Apple has plans to introduce new Emojis to represent people with disabilities, according to the blog Emojipedia. The new emojis include a guide dog, hearing aid, prosthetic limbs, and people using canes and wheelchairs.
In its simplest sense, emojis are little pictures. In the wider sense they are portrayals of individual traits, a visual element that we can use and relate to in daily conversations. Emojis are the fastest-growing language worldwide, with more than 92% of the world’s online population using the ideograms, according a 2016 Report.
With aims to be more inclusive, Apple is expanding their emoji library with more diverse icons.
“Apple is requesting the addition of emoji to better represent individuals with disabilities,” the company wrote in its submission to the Unicode Consortium. “Currently, emoji provide a wide range of options, but may not represent the experiences of those with disabilities.”
The new emojis will be evaluated at the Unicode Technical Committee next month, and if approved, due for a release during the first half of 2019, according to The Verge.
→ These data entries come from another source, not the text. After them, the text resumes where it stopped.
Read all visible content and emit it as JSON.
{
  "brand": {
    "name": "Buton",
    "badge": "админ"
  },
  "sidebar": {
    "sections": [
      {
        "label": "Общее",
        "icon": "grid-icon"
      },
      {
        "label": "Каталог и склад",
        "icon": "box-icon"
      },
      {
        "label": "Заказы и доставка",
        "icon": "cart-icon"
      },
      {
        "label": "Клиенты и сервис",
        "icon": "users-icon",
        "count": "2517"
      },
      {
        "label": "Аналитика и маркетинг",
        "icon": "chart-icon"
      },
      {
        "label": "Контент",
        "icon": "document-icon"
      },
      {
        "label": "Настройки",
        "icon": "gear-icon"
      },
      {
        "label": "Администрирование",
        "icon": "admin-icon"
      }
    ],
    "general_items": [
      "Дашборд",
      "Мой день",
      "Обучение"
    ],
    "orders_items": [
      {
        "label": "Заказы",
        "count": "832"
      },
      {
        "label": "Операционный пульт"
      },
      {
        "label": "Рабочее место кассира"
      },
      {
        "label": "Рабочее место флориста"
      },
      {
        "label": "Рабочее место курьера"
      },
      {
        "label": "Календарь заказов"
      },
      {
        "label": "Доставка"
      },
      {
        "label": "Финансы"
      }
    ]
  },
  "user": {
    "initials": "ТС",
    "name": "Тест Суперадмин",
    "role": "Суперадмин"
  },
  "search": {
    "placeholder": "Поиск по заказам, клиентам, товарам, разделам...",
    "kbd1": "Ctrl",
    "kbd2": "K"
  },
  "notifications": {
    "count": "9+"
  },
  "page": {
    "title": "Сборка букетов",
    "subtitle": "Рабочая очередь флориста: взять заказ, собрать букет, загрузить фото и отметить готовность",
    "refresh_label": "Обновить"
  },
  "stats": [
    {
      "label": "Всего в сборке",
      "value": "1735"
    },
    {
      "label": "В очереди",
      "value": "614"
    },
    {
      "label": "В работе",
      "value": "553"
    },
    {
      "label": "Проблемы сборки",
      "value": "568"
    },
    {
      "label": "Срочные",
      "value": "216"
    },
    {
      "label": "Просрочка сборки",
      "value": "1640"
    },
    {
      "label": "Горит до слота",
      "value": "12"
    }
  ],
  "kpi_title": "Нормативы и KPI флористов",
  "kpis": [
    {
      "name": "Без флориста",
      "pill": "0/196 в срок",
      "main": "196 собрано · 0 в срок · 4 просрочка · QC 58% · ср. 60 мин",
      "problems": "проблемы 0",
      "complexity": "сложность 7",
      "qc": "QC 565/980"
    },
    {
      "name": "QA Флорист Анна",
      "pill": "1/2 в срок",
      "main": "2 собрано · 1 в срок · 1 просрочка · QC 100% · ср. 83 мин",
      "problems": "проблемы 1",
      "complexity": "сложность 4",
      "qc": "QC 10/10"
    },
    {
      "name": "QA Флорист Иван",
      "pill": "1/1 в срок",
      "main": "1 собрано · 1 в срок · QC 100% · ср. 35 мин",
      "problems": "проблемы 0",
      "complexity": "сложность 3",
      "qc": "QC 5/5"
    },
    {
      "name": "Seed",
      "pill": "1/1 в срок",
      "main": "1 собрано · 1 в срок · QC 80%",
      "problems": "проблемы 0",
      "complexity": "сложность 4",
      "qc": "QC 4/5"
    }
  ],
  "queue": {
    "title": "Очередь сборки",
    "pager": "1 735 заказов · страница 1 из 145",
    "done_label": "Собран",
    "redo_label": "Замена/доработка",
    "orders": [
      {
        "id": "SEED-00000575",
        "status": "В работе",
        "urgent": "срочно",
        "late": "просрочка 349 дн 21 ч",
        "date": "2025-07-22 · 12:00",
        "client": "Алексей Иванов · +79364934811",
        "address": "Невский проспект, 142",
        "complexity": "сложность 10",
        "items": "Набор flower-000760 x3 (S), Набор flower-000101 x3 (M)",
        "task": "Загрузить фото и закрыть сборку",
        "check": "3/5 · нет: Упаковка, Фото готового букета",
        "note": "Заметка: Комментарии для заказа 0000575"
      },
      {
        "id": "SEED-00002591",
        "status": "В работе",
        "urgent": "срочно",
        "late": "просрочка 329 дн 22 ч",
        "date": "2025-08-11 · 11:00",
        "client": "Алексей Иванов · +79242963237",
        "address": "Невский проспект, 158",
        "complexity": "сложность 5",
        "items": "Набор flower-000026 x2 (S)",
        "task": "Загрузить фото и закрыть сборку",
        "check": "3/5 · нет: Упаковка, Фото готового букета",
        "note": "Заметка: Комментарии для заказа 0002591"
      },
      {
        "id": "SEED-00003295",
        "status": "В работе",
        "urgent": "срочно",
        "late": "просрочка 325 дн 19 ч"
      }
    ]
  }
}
Apple worked with various disability organizations to create these characters, including the American Council of the Blind, the Cerebral Palsy Foundation and the National Association of the Deaf, according to its submission to Unicode. The ultimate goal, the company says, is to expand the list in the future to ensure the range of emojis will provide something for everyone.
Last year, Apple added a sign language emoji for the gesture for ‘I Love You’, which delighted the Deaf community.
There’s now an emoji for the #asl sign for “I Love You” and that makes me happy. 🤟🤟🏻🤟🏼🤟🏽🤟🏾🤟🏿
— Sarah (@SarahInMI) November 1, 2017
On the other hand, labeling is always a hotly contested issue. What I’m attempting to illustrate is; we all are well aware that we are far more than our disability.
When introducing ourselves, we wouldn’t say, “This is Sarah, she has one leg,” or, “can I introduce Simon, he is blind.” We aren’t defined by one individual characteristic. The disabled emojis are a step in the right direction with regards to equality, but some might question if they’re worth anything?
The companies Barbie, Playmobil, and Lego have introduced toys with disabilities, as well as Oscar-winning Films and many books published bringing hugely important issues surrounding disability and mental health into society’s spotlight.
In my opinion, anything that brings disability awareness into the public domain is a good thing and raises awareness for all!
Portraying difference as a good thing… That’s a from me!